The Feudal System (Answer Commentary)

The Domesday Survey (Answer Commentary)

Thomas Becket and Henry II (Answer Commentary)

Why was Thomas Becket Murdered? (Answer Commentary)

Illuminated Manuscripts in the Middle Ages (Answer Commentary)

Yalding: Medieval Village Project (Differentiation)


(1) Anthony Tuck, Richard II : Oxford Dictionary of National Biography (2004-2014)

(2) Nigel Saul, Richard II (1997) page 17

(3) Dan Jones, Summer of Blood: The Peasants' Revolt (2009) page 21

(4) Thomas Walsingham, The History of England (c. 1420)

(5) Peter Earle, The Lives of the Kings and Queens of England (1975) page 84

(6) G. R. Kesteven, The Peasants' Revolt (1965) page 27

(7) Charles Poulsen, The English Rebels (1984) page 10

(8) John Wycliffe, sermon (1380)

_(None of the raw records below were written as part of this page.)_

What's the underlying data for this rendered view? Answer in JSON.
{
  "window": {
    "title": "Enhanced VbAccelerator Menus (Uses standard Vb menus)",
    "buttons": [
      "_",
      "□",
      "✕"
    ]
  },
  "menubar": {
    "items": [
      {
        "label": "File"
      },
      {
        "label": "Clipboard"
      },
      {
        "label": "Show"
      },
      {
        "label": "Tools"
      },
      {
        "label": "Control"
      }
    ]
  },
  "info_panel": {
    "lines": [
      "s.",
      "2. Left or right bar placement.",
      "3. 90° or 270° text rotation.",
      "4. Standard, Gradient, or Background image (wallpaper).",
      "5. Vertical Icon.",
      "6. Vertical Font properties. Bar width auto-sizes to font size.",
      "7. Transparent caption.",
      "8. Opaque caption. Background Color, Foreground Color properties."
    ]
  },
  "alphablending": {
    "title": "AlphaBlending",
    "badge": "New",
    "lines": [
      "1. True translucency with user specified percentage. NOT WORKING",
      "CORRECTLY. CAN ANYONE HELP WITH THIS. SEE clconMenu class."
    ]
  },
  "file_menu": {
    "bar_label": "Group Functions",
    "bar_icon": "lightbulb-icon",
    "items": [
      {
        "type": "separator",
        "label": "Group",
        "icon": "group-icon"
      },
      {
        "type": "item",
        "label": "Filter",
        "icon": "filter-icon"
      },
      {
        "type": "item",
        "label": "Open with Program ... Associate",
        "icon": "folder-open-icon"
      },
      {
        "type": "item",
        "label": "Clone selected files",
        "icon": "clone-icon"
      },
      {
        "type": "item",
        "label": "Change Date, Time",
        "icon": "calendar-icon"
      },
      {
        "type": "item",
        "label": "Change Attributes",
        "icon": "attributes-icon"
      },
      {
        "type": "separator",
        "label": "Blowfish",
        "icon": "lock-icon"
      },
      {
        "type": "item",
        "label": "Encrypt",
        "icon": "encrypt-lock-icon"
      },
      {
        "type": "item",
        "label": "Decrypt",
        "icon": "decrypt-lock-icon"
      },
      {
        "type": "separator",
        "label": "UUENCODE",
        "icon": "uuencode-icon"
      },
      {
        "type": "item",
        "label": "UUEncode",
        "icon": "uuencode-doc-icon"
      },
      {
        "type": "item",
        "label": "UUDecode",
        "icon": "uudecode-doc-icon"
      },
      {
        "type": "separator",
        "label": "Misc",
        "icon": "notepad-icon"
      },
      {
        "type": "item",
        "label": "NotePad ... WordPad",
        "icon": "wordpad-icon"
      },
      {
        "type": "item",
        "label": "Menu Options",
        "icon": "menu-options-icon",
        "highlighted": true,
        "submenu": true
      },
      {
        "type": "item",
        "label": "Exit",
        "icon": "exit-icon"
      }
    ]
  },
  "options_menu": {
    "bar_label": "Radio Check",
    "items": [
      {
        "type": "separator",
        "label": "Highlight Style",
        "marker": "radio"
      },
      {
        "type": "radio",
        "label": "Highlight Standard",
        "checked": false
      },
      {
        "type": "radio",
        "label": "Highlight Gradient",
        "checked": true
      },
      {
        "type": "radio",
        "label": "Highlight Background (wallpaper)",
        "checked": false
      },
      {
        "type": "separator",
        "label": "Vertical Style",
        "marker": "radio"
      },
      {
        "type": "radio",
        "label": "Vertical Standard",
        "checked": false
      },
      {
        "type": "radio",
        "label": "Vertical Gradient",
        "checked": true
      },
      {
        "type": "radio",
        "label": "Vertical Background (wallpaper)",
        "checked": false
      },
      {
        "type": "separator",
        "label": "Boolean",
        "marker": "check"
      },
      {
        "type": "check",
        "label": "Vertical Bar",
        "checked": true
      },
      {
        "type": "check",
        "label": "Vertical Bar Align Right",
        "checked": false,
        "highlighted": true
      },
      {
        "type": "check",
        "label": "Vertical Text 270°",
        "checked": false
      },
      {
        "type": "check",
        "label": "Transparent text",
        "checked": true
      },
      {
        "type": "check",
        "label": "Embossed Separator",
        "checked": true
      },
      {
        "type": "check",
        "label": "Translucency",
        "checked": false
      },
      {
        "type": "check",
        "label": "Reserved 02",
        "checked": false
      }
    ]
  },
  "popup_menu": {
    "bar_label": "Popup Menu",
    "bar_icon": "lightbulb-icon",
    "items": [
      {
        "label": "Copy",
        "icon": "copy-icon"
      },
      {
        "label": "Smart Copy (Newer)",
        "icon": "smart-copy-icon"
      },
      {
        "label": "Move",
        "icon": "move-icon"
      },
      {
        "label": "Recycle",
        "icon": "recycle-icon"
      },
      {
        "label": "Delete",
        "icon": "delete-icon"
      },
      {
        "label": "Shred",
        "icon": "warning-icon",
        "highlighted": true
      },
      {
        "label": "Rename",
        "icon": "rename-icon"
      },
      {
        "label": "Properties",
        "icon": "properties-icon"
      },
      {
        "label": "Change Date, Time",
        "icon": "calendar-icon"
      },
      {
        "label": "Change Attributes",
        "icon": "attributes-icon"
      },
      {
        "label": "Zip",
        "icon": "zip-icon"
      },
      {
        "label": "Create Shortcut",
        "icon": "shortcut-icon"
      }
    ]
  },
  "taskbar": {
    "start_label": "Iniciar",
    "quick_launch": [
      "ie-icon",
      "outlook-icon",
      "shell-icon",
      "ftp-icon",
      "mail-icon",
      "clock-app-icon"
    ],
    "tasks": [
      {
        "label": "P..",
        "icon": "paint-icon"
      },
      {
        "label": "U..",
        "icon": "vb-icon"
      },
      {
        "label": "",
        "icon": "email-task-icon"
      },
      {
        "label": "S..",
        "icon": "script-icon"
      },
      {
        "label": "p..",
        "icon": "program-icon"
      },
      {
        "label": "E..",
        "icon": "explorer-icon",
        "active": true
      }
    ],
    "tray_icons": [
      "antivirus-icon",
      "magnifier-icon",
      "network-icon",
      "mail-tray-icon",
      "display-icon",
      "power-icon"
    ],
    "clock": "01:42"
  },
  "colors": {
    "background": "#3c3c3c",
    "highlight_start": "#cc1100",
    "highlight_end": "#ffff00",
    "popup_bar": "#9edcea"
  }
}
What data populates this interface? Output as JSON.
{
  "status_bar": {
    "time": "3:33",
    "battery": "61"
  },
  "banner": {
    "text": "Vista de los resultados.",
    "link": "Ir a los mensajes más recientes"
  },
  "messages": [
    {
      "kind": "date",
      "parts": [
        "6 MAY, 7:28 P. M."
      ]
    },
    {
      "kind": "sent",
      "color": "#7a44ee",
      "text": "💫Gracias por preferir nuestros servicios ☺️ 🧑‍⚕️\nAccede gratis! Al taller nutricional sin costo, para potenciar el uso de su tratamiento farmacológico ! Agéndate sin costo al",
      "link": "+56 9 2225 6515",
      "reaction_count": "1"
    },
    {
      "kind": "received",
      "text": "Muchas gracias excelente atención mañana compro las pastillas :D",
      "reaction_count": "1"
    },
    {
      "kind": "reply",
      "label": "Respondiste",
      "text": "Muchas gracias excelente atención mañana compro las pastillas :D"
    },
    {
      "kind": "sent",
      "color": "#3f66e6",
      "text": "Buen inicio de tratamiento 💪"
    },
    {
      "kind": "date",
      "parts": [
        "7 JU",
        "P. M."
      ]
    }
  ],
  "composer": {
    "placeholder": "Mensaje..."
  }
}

(9) Andrew Prescott, John Ball : Oxford Dictionary of National Biography (2004-2014)

(10) Reg Groves, The Peasants' Revolt 1381 (1950) page 70

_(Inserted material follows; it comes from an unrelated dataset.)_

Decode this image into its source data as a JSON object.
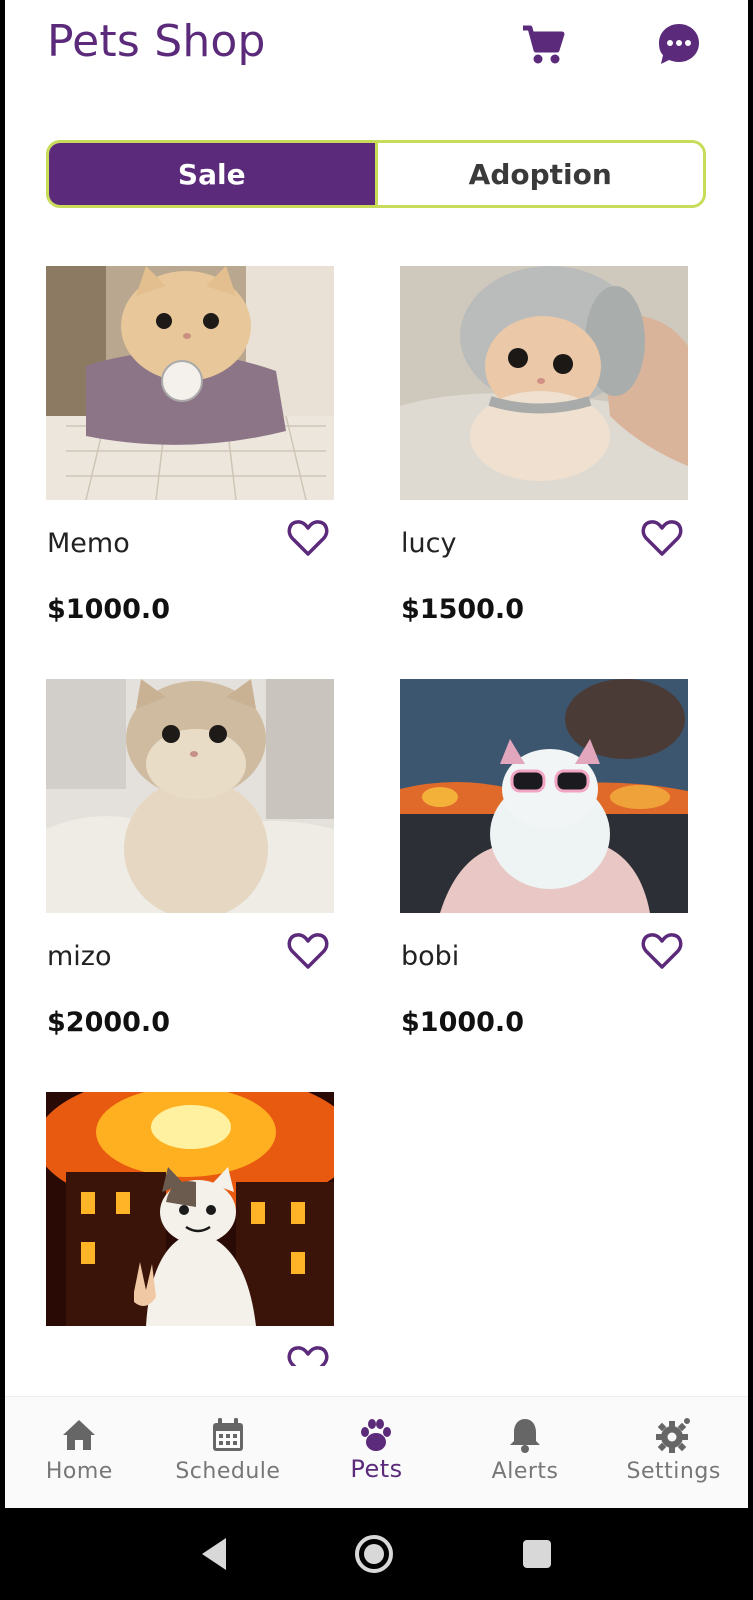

(11) Bonamy Dobrée, English Revolts (1937) page 46

(12) Anonimalle Chronicle of St Mary's (1381)

(13) J. F. C. Harrison, The Common People (1984) page 88

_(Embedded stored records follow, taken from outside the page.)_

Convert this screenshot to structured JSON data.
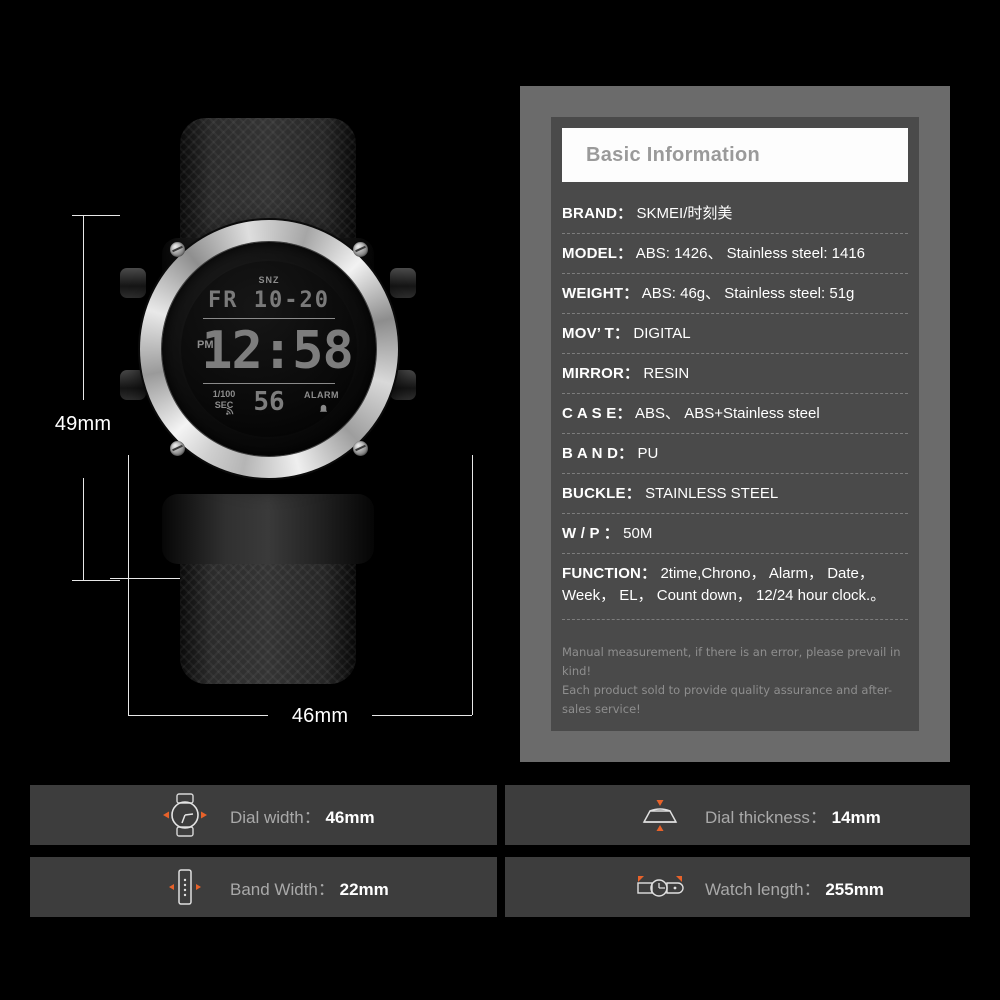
{
  "dimensions": {
    "height_label": "49mm",
    "width_label": "46mm"
  },
  "watch_display": {
    "snz": "SNZ",
    "date": "FR 10-20",
    "ampm": "PM",
    "time": "12:58",
    "sec_label_top": "1/100",
    "sec_label_bottom": "SEC",
    "seconds": "56",
    "alarm": "ALARM",
    "bell_icon": "♪",
    "signal_icon": "◠"
  },
  "spec_panel": {
    "header": "Basic Information",
    "rows": [
      {
        "key": "BRAND：",
        "value": "SKMEI/时刻美"
      },
      {
        "key": "MODEL：",
        "value": "ABS: 1426、 Stainless steel: 1416"
      },
      {
        "key": "WEIGHT：",
        "value": "ABS: 46g、 Stainless steel: 51g"
      },
      {
        "key": "MOV’ T：",
        "value": "DIGITAL"
      },
      {
        "key": "MIRROR：",
        "value": "RESIN"
      },
      {
        "key": "C A S E：",
        "value": "ABS、 ABS+Stainless steel"
      },
      {
        "key": "B A N D：",
        "value": "PU"
      },
      {
        "key": "BUCKLE：",
        "value": "STAINLESS STEEL"
      },
      {
        "key": "W / P ：",
        "value": "50M"
      },
      {
        "key": "FUNCTION：",
        "value": "2time,Chrono， Alarm， Date， Week， EL， Count down， 12/24 hour clock.。"
      }
    ],
    "note_line1": "Manual measurement, if there is an error, please prevail in kind!",
    "note_line2": "Each product sold to provide quality assurance and after-sales service!"
  },
  "feature_cards": [
    {
      "icon": "watch-dial-width-icon",
      "label": "Dial width：",
      "value": "46mm"
    },
    {
      "icon": "watch-dial-thickness-icon",
      "label": "Dial thickness：",
      "value": "14mm"
    },
    {
      "icon": "watch-band-width-icon",
      "label": "Band Width：",
      "value": "22mm"
    },
    {
      "icon": "watch-length-icon",
      "label": "Watch length：",
      "value": "255mm"
    }
  ],
  "colors": {
    "background": "#000000",
    "panel_outer": "#6b6b6b",
    "panel_inner": "#4a4a4a",
    "header_bg": "#fdfdfd",
    "card_bg": "#3d3d3d",
    "accent_orange": "#e8622a"
  }
}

(14) Mary R. Price, The Peasants' Revolt (1980) page 35

(15) Charles Poulsen, The English Rebels (1984) page 11

(16) A. L. Morton, A People's History of England (1938) page 101

(17) Ronald Webber, The Peasants' Revolt (1980) pages 58-59

(18) Henry Knighton, Chronicles (c. 1390)

(19) Charles Poulsen, The English Rebels (1984) page 14

(20) Thomas Walsingham, The History of England (c. 1420)

(21) Jean Froissart, Chronicles (c. 1395)

(22) Bonamy Dobrée, English Revolts (1937) page 49

(23) Charles Poulsen, The English Rebels (1984) page 17

(24) Thomas Walsingham, The History of England (c. 1420)

(25) Reg Groves, The Peasants' Revolt 1381 (1950) page 101

(26) Anthony Tuck, Richard II : Oxford Dictionary of National Biography (2004-2014)

(27) Charles Oman, The Great Revolt of 1381 (1906) page 63

(28) Dan Jones, Summer of Blood: The Peasants' Revolt (2009) page 115

(29) Anthony Tuck, Richard II : Oxford Dictionary of National Biography (2004-2014)

(30) G. R. Kesteven, The Peasants' Revolt (1965) page 54

(31) Jean Froissart, Chronicles (c. 1395)

(32) Mary R. Price, The Peasants' Revolt (1980) page 35

(33) Rodney Hilton, Bond Men Made Free (1973) page 195

(34) Anonimalle Chronicle of St Mary's (1381)

(35) Charles Oman, The Great Revolt of 1381 (1906) page 69

(36) Reg Groves, The Peasants' Revolt 1381 (1950) pages 128-129

(37) Anonimalle Chronicle of St Mary's (1381)

(38) J. F. C. Harrison, The Common People (1984) page 94

(39) Anthony Tuck, Richard II : Oxford Dictionary of National Biography (2004-2014)

(40) Ronald Webber, The Peasants' Revolt (1980) page 94

(41) A. L. Morton, A People's History of England (1938) page 102

(42) Charles Poulsen, The English Rebels (1984) page 41

(43) John Foxe, Book of Martyrs (1563) page 48 of 2014 edition.

(44) Christopher Hampton, A Radical Reader: The Struggle for Change in England (1984) page 71

(45) Reg Groves, The Peasants' Revolt 1381 (1950) page 171

(46) Martyn Whittock, Life in the Middle Ages (2009) page 51

(47) A. L. Morton, A People's History of England (1938) page 102

(48) Charles Oman, The Great Revolt of 1381 (1906) page 156

(49) Arthur Bryant, The Fire & the Rose (1965) page 64

(50) Rodney Hilton, Bond Men Made Free (1973) page 232

(51) Anthony Tuck, Richard II : Oxford Dictionary of National Biography (2004-2014)

(52) Lisa Hilton, Queens Consort: England's Medieval Queens (2008) page 322

(53) Henry Knighton, Chronicles (c. 1390)

(54) Lisa Hilton, Queens Consort: England's Medieval Queens (2008) page 322

(55) Peter Earle, The Lives of the Kings and Queens of England (1975) page 84

(56) Anthony Tuck, Richard II : Oxford Dictionary of National Biography (2004-2014)

(57) Jonathan Sumption, The Hundred Years War: Divided Houses (2009) page 635

(58) Henry Knighton, Chronicles (c. 1390)

(59) Peter Earle, The Lives of the Kings and Queens of England (1975) page 87

(60) Gerald Harriss, Shaping the Nation: England, 1360–1461 (2005) page 479

(61) Nigel Saul, Richard II (1997) page 417

(62) Anthony Tuck, Richard II : Oxford Dictionary of National Biography (2004-2014)

(63) Thomas Walsingham, The History of England (c. 1420)